- Anvilicious: The Stay in the Kitchen attitude of Rita's husband and family is hammered in very hard in the first act.
- Crowning Music of Awesome: Probably the most enduring aspect of the film.
- Fan-Preferred Couple: Although Rita and Frank don't get together in the film, a lot of fans wish they would have.
- Funny Moments:
"She only came in for a demi-wave. She'll come out looking like a flippin' muppet!"
- Rita's response to one of the questions about addressing the staging difficulties of one play? Do it on the radio. This turns into an Awesome Moment, where she shows that she does know her stuff and explains that the playwright intended for it to be a play on voices and would have done it on the radio had it been around at the time.
- Rita bursts into Frank's class in a panic...to say she's just been to the theatre for the first time. She says she saw Macbeth, to which she says "His wife was a bloody cow, wasn't she?"
- After this she realises she's left one of her customers in the salon and rushes back at once.
Dad: "I'm sorry, Denny.
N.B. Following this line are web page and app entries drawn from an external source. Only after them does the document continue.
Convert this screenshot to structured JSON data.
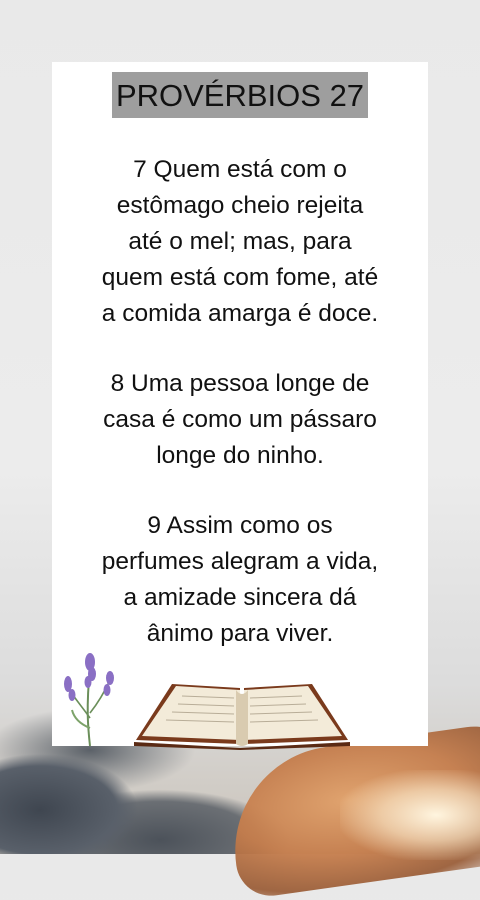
{
  "title": "PROVÉRBIOS 27",
  "verses": [
    "7 Quem está com o\nestômago cheio rejeita\naté o mel; mas, para\nquem está com fome, até\na comida amarga é doce.",
    "8 Uma pessoa longe de\ncasa é como um pássaro\nlonge do ninho.",
    "9 Assim como os\nperfumes alegram a vida,\na amizade sincera dá\nânimo para viver."
  ],
  "icons": [
    "lavender-sprig-icon",
    "open-bible-icon"
  ],
  "colors": {
    "card": "#ffffff",
    "title_highlight": "#9e9e9e",
    "text": "#111111"
  }
}
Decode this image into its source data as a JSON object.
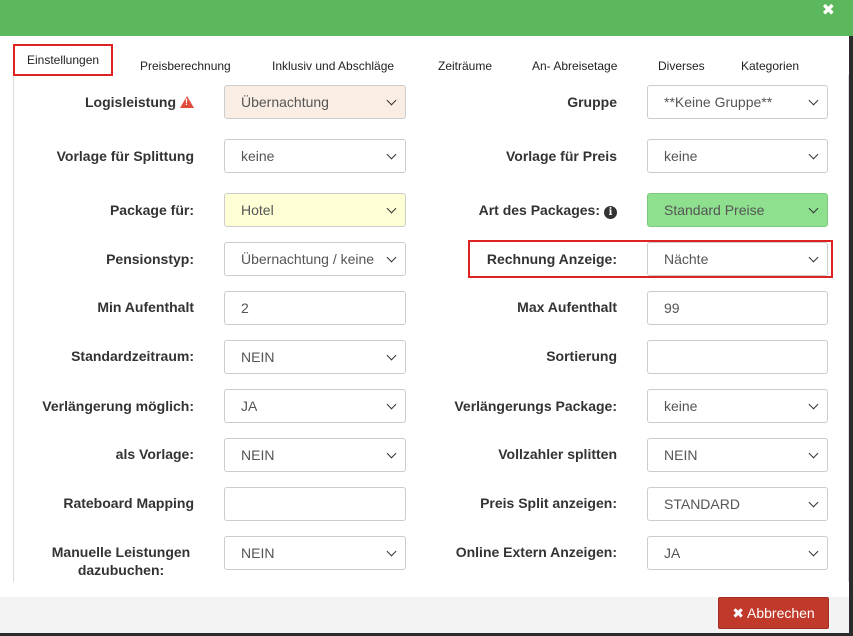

If she was a wife of mine, I'd drown her."Rita: "If I was a wife of yours, I'd drown myself."
- Rita's epic burn on her father when he apologises to Denny for his daughter not getting pregnant yet.
- Genius Bonus: Rita choosing to name herself after Rita Mae Brown. The woman still managed to attend New York University while she was homeless, and earned a degree in Classics and English. It makes sense that Rita would feel inspired by her.
- Hilarious in Hindsight:
"Has anyone got a carrier bag? I'm not going home on the Tube with this."
- Rita's customer mistaking her for reading a 'bondage book' (she's actually reading Of Human Bondage) can be extra funny when Julie Walters revealed that she read Fifty Shades of Grey not knowing what it was about.
- Frank turning up to a lecture drunk is a dramatic moment in the film. But it becomes very amusing if one watches Julie Walters accepting her BAFTA for the film - where she too had "a drop taken" on the night.
- One-Scene Wonder: Maureen Lipman appears in only about four small scenes but makes a huge impression as Rita's pompous roommate Trish.
- Rewatch Bonus: After knowing the truth about Trish, it makes much more sense why she has Mahler playing on full blast when she's interviewing a potential roommate. She wants to make herself seem cultured and impressive to hide her own working class roots.
- Some Anvils Need to Be Dropped: The lesson of the film is that education is important, but it's not just about pretentiousness and "meaningless quotes". It's about discovering something about yourself and holding onto your own individuality as you change. Numerous women came up to Julie Walters afterwards and claimed the film inspired them to get an education and change their situation.
- Tear Jerker: The part where Rita realises her mother is a Stepford Smiler, and she sadly says "surely there are better songs to sing". What makes this sadder is that we never see the mother again, so it's not known how she feels about Rita's new life or if they've kept in touch.
- Values Resonance: The themes of trying to escape from a life you've been pigeonholed into, especially when people around you don't want you to, are still shockingly relevant to a modern audience.